Arleigh Burke guided-missile destroyer USS Roosevelt (DDG-80) is now operating in U.S. 6th Fleet as the newest hull in a quartet of U.S. warships based in Spain, the service announced on Tuesday.
Roosevelt left Mayport, Fla., last month to replace USS Carney (DDG-64) as part of a planned swap of the destroyers that have been based in Europe since 2015 as part of the U.S. European Phased Adaptive Approach to ballistic missile defense.
The destroyer will join USS Ross (DDG-71), USS Donald Cook (DDG-75) and USS Porter (DDG-78) based in Naval Station Rota, Spain. The other three destroyers will also slowly cycle out of 6th Fleet back to the U.S. by 2022.
“The arrival of Roosevelt is a tangible demonstration of our continued commitment to operate forward in support of our national security interests,” Vice Adm. Lisa Franchetti, commander of U.S. 6th Fleet, said in a statement.
“Our forward-deployed destroyers out of Rota, Spain, conduct the full range of maritime operations and provide unwavering support to our allies and partners across the region.”
Roosevelt is equipped with the modernized Baseline 9 Aegis Combat System that allows the destroyer to simultaneously track, target and fire on fighter and cruise missile threats as well as interdict ballistic missile threats. The previous quartet of forward-deployed destroyers can only conduct either BMD or traditional air warfare missions at once. However, they were modified with Raytheon’s Sea Rolling Airframe Missile (SeaRAM) to enhance their self-protection ability while conducting the BMD mission.
The destroyers are paired with two Aegis Ashore BMD facilities in Europe – one operational in Romania and one in Poland that’s suffered construction delays.
In addition to the BMD mission, the forward-deployed destroyers conduct regular regional presence missions.

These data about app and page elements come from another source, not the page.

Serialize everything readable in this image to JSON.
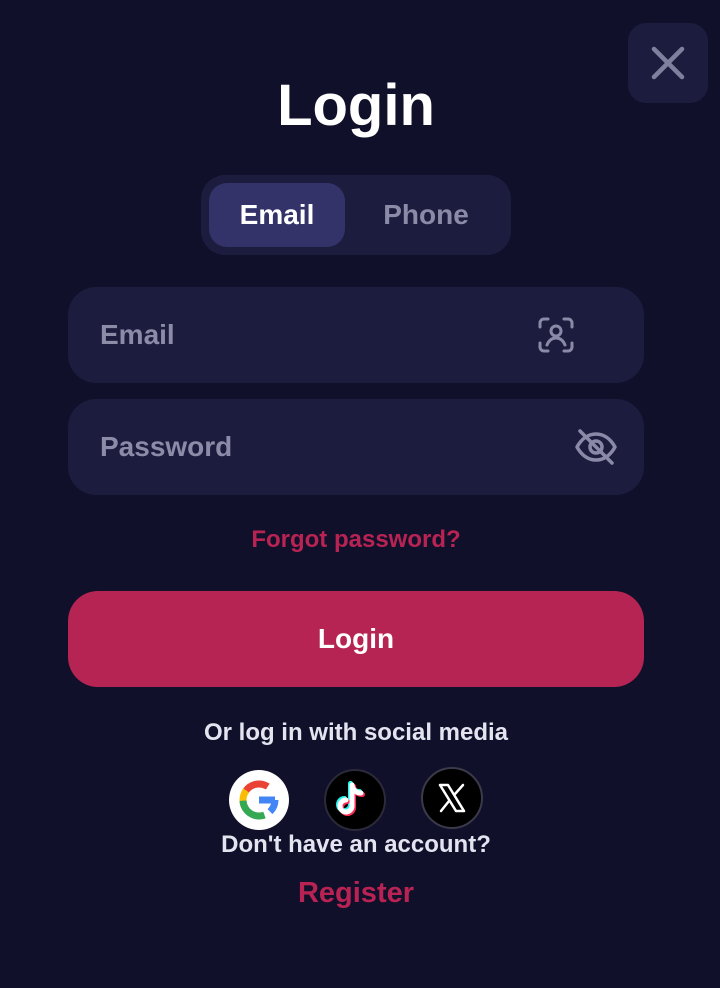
{
  "modal": {
    "title": "Login",
    "close_icon": "close-icon"
  },
  "tabs": [
    {
      "label": "Email",
      "active": true
    },
    {
      "label": "Phone",
      "active": false
    }
  ],
  "fields": {
    "email": {
      "value": "",
      "placeholder": "Email",
      "icon": "user-scan-icon"
    },
    "password": {
      "value": "",
      "placeholder": "Password",
      "icon": "eye-off-icon"
    }
  },
  "forgot_password": "Forgot password?",
  "login_button": "Login",
  "social": {
    "caption": "Or log in with social media",
    "providers": [
      {
        "name": "google",
        "icon": "google-icon"
      },
      {
        "name": "tiktok",
        "icon": "tiktok-icon"
      },
      {
        "name": "x",
        "icon": "x-icon"
      }
    ]
  },
  "signup": {
    "prompt": "Don't have an account?",
    "link": "Register"
  },
  "colors": {
    "background": "#10102b",
    "surface": "#1c1c3e",
    "tab_active": "#33336a",
    "accent": "#b52453",
    "text": "#ffffff",
    "muted": "#8d8ca8"
  }
}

On Monday, Rota-based destroyer Porter transited the Bosphorus into the Black Sea to work with other nations like Romania, Turkey and Ukraine.
U.S. warships have maintained a steady presence in the Black Sea since Russia seized the Crimea peninsula in 2014.